Description of the task: Read through the data, and wherever a line holds the word "this", write that line out.

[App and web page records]
- - -

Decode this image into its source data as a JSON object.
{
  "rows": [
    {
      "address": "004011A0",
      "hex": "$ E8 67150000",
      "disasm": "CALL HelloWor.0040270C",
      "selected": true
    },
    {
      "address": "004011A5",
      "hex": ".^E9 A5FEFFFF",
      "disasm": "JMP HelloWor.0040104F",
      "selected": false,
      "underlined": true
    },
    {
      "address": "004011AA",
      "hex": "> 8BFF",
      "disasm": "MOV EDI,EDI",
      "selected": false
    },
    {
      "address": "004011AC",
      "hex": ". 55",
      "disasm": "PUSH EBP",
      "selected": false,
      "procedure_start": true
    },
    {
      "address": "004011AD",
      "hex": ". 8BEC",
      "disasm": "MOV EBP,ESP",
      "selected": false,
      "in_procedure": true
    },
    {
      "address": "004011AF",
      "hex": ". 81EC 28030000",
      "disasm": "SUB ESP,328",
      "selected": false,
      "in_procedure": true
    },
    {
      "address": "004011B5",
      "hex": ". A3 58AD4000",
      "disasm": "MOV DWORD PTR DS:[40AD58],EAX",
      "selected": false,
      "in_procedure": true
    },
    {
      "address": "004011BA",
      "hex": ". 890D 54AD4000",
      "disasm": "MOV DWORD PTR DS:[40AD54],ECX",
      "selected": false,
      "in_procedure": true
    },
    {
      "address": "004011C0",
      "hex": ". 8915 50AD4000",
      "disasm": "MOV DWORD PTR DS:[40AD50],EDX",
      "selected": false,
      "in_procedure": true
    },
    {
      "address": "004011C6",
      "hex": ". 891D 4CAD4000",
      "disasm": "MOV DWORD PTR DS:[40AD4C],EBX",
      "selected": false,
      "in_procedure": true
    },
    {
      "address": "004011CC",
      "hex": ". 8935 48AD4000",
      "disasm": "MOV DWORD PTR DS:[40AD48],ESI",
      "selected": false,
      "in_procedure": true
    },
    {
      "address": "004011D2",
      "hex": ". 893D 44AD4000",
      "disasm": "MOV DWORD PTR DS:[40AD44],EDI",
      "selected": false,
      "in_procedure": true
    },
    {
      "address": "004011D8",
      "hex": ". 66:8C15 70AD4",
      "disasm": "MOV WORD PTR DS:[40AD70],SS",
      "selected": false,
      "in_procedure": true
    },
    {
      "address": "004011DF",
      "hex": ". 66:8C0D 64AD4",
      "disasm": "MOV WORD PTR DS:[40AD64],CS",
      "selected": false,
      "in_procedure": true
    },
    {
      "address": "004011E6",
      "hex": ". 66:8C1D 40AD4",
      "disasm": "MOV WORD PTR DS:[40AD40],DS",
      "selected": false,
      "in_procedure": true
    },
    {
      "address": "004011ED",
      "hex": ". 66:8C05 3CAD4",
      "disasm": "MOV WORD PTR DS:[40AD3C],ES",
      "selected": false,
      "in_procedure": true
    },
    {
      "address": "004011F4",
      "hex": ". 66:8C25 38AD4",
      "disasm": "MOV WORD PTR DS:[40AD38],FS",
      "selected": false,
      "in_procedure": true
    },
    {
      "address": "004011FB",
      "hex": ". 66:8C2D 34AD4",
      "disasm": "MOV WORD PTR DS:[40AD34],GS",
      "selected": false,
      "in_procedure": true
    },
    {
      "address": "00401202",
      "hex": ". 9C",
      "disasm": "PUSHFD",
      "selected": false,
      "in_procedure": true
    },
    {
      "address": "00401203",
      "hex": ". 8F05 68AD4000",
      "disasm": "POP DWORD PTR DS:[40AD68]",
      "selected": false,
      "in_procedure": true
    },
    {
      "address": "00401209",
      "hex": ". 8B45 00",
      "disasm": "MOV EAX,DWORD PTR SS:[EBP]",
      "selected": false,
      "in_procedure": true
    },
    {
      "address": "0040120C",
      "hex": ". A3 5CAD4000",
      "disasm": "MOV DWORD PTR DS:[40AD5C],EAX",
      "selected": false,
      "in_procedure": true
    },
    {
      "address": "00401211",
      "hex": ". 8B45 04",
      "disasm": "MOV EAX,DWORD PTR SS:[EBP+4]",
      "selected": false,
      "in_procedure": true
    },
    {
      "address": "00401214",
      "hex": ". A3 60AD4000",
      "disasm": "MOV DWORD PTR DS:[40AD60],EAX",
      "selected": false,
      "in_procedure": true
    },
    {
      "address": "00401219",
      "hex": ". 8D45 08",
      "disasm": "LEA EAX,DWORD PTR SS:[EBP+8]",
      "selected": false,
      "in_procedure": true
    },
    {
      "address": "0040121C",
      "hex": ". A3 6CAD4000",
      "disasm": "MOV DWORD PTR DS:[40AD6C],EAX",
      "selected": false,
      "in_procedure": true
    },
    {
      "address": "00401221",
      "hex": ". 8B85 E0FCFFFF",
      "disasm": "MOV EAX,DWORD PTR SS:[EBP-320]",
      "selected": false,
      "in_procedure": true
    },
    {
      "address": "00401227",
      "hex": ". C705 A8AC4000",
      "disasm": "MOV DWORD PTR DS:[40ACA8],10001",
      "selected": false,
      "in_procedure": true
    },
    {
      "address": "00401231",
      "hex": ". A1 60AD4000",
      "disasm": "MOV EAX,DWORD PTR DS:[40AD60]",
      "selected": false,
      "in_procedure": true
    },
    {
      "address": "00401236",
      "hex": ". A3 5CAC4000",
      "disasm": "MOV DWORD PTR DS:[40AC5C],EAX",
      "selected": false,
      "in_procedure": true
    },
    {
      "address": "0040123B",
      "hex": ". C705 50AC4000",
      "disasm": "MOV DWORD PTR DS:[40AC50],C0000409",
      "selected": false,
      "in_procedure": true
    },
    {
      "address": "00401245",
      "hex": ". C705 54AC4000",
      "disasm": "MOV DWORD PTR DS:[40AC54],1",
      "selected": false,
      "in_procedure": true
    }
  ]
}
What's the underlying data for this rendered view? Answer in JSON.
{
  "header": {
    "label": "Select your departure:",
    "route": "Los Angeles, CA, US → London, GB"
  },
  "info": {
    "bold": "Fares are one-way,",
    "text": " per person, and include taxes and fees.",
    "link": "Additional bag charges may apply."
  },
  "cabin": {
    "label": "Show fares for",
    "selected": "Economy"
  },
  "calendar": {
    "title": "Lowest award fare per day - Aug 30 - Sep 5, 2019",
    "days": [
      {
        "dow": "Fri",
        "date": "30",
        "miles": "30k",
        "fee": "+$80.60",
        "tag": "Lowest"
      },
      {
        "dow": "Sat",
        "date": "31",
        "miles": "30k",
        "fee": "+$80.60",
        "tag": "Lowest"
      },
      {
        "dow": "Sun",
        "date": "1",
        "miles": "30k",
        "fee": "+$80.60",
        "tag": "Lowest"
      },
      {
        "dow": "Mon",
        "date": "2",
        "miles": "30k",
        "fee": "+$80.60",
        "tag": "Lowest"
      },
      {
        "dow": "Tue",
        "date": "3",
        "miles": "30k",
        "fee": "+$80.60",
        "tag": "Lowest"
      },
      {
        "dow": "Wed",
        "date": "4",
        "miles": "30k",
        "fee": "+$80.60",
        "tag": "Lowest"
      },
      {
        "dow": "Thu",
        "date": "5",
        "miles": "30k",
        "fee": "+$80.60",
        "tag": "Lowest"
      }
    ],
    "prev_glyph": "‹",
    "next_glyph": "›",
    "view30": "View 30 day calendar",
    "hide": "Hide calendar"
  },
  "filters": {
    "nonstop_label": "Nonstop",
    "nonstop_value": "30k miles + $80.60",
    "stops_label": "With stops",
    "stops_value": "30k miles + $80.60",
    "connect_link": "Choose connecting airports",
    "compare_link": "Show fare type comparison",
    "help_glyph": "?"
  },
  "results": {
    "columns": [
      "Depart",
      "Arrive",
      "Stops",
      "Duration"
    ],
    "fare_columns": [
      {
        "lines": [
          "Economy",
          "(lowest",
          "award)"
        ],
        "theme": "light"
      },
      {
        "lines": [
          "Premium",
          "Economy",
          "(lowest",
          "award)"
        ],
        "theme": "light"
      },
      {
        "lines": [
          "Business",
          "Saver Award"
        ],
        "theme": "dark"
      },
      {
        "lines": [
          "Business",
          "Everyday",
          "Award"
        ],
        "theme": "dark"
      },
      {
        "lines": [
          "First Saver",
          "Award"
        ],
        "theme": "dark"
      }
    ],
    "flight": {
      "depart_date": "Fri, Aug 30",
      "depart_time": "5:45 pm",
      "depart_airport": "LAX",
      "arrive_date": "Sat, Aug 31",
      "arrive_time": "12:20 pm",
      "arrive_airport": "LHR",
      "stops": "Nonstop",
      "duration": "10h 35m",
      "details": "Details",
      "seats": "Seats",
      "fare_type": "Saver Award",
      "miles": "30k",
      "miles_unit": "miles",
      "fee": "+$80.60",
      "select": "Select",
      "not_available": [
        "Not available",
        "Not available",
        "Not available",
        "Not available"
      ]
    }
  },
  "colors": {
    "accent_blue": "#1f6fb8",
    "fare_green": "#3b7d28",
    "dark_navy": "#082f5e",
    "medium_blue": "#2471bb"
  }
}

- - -

Your response:
Decode this image into its source data as a JSON object.
What's the underlying data for this rendered view? Answer in JSON.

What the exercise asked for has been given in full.